We live in a culture where more is always better. We’re never truly satisfied with the little we do have, whether it’s the food we eat or the materialistic culture that surrounds our everyday life — we always want more. It’s starting to seem like we’re a culture with an addiction problem. We’re addicted to the screens we check from the moment we wake up. We’re addicted to sugar and junk food. We’re addicted to prescription pills, caffeine, gambling, sex, alcohol, the internet, and the list can go on forever.
Are we really just a nation of addicts? Does America need a detox?
Every morning, it’s the same routine, we wake up and immediately turn to coffee to start our day. Some people drive to Starbucks to get their daily dose of the caffeine we’ve become addicted to. Let’s be honest, we’re addicts. Recent Harvard studies show that about 54% of the population over 18, equivalent to 150 million Americans, drink espresso, cappuccino, latte, or iced/cold coffees, and the average cups per day is about 3.1 per person. That’s an ungodly amount of coffee, not to mention our nation spends close to $40 billion on coffee alone. Do we really need that extra boost throughout our day or have we just become addicts to the dark liquid gold that drives our nation?
However, coffee isn’t the only thing our nation has become addicted to. Our nation is having a legal drug prescription pandemic that no one is mentioning. More people are dying from legal prescription pills than car accidents every year. According to the Substance Abuse and Mental Health Service Administration (SAMHSA), “more than 6.5 million people above the age of 11 used prescription drugs for non-medical reasons in 2013. That’s more than cocaine (1.5 million), hallucinogens (1.3 million) and heroin (681,000) combined.”
These are problems that arise throughout our own community. At one point, I became addicted to Hydro-Codeine. After my knee surgery back in 2011, I was prescribed pain pills, but I quickly realized how addicting the pills really were. Watching documentaries like Prescription Thugs really put things into perspective how the pharmaceutical companies manufacture prescription pills so that the person taking them becomes addicted. If that person don’t become addicted, one of their symptom leads to another symptom, and the next thing they know, they’re taking multiple prescriptions. Big Pharma isn’t in it to create cures for illnesses, they’re in it for the money. It’s disgusting. According to the CDC, since 2011, 6.4 million kids have been diagnosed with ADHD. Now, the problem with that is that some kids merely have a learning disability which needs to be treated accordingly, but instead kids are pushed towards medication such as Adderall and Vyvanse, as explained in an article by Scientific American. The medication works and it helps keep kids focused and keeps their impulses controlled, but it’s the side effects that typically weaken the child, but the problem doesn’t stop there. These kids “diagnosed” with ADHD go on to think that they need this prescription their whole lives in order to survive in society. At the end, the pharmaceutical companies end up winning because they just created another addict.

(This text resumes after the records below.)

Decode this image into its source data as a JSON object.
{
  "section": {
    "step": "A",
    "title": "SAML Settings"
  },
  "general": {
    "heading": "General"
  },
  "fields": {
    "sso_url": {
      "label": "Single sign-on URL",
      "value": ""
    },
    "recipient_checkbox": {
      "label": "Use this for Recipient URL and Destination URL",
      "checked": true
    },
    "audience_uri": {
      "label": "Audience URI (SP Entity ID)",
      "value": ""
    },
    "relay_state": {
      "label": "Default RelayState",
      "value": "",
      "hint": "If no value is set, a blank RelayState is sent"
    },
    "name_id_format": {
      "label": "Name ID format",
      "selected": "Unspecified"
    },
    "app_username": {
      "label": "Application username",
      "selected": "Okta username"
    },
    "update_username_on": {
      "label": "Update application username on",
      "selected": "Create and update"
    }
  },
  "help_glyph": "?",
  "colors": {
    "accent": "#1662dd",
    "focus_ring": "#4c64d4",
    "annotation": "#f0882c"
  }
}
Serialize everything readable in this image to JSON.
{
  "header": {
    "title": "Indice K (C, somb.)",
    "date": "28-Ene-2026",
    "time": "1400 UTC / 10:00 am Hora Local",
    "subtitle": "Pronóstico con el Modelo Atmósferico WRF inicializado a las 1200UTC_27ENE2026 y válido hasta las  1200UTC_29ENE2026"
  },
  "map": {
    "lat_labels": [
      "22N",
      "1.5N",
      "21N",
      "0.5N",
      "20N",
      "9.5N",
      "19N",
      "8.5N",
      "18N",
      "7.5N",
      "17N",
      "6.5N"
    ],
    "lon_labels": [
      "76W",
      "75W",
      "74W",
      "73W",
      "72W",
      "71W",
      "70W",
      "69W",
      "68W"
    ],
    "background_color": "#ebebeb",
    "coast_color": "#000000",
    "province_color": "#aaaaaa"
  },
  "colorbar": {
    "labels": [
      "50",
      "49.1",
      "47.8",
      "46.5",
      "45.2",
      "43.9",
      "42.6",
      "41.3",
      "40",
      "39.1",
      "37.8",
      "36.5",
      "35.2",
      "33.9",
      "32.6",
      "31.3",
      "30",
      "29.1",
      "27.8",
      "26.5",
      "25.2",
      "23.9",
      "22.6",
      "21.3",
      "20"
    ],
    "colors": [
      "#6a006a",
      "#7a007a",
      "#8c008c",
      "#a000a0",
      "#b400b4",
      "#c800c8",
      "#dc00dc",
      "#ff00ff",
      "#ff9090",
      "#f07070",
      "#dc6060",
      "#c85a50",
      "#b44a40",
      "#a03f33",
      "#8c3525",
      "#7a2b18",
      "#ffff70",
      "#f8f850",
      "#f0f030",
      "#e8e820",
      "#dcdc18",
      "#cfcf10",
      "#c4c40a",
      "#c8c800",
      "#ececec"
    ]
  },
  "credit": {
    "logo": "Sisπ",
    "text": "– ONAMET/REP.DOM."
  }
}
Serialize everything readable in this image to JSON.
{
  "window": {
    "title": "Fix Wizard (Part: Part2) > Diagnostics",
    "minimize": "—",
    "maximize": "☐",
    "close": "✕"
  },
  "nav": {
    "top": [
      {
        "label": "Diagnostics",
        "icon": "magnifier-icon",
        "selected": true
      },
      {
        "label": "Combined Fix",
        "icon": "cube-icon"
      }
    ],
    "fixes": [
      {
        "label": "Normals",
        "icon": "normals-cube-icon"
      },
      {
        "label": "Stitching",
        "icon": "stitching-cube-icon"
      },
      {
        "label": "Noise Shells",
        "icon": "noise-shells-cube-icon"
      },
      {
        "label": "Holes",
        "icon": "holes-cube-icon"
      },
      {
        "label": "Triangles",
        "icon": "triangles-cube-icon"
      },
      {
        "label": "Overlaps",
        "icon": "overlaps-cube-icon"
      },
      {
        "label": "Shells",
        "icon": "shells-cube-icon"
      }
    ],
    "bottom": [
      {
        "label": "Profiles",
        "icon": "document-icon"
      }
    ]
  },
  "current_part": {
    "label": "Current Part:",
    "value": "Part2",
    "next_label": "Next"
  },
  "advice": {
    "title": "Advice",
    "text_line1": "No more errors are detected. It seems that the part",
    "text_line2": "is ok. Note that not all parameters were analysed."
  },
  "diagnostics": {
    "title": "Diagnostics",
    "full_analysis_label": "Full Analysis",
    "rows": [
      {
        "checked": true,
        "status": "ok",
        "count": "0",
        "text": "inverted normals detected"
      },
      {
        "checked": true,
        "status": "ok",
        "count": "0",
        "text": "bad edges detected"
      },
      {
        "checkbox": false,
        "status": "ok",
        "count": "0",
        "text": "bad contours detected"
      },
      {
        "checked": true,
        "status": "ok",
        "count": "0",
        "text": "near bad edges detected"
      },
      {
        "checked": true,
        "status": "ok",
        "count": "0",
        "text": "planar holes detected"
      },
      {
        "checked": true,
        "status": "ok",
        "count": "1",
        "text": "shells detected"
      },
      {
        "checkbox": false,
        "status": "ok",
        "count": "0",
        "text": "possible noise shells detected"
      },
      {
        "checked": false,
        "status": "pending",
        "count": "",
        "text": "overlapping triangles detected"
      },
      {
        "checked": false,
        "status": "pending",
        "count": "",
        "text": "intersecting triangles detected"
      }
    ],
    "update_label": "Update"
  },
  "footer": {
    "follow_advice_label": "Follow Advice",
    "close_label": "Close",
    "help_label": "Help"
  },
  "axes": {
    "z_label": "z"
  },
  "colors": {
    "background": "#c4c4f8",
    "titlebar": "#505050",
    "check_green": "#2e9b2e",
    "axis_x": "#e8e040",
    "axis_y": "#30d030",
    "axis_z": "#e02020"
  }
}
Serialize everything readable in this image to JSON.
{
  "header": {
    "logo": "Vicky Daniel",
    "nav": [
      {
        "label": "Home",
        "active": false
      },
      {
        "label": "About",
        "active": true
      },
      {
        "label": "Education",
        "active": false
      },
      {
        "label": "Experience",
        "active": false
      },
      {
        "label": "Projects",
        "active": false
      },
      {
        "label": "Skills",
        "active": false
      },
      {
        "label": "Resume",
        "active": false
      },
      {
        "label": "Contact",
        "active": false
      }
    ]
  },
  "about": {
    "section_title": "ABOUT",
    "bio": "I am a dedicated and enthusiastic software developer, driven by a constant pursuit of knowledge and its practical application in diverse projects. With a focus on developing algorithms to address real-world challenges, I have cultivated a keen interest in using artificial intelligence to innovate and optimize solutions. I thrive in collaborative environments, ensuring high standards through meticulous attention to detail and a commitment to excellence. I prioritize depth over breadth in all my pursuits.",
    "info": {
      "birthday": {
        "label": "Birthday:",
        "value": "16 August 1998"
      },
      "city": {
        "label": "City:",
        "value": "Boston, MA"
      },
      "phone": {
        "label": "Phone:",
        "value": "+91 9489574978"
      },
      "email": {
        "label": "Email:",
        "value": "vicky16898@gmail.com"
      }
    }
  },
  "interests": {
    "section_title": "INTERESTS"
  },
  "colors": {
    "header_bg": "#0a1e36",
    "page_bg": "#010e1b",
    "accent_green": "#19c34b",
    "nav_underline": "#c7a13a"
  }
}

But how do we combat this addiction problem?
Or how do come to realization that we have an addiction?
The answer isn’t simple. It takes a lot for a person to actually state they have a problem, let alone seek help. When I became addicted to prescription pills I knew I needed to stop and it took everything inside of me to discontinue the pills, even if it meant feeling a little pain. It wasn’t the wisest decisions to discontinue the usage going cold turkey. My body craved the opiates, and eventually I started having withdrawals. At the time, I was mentally stable, which made the fight a lot easier, but not everyone has the same success.
The most important thing anyone can do is look in the mirror and ask themselves “do I have a problem?” From there, you can analyze whether or not your addiction is causing harm to you or anyone else. The only person on this planet that can make that decision of whether or not you have an addiction is you.
We’re not perfect. We’re human beings, and human beings fuck up too.
If you have an addiction seek help, don’t be afraid to reach out to people, and let them know what your concerns are. Addiction isn’t something you have to fight alone.
Although we are a nation of addicts who constantly crave more, there are ways we can all combat this problem together. The first step is to personally become aware of the problem, and then find ways to eradicate the addiction. Don’t become another statistic, seek help.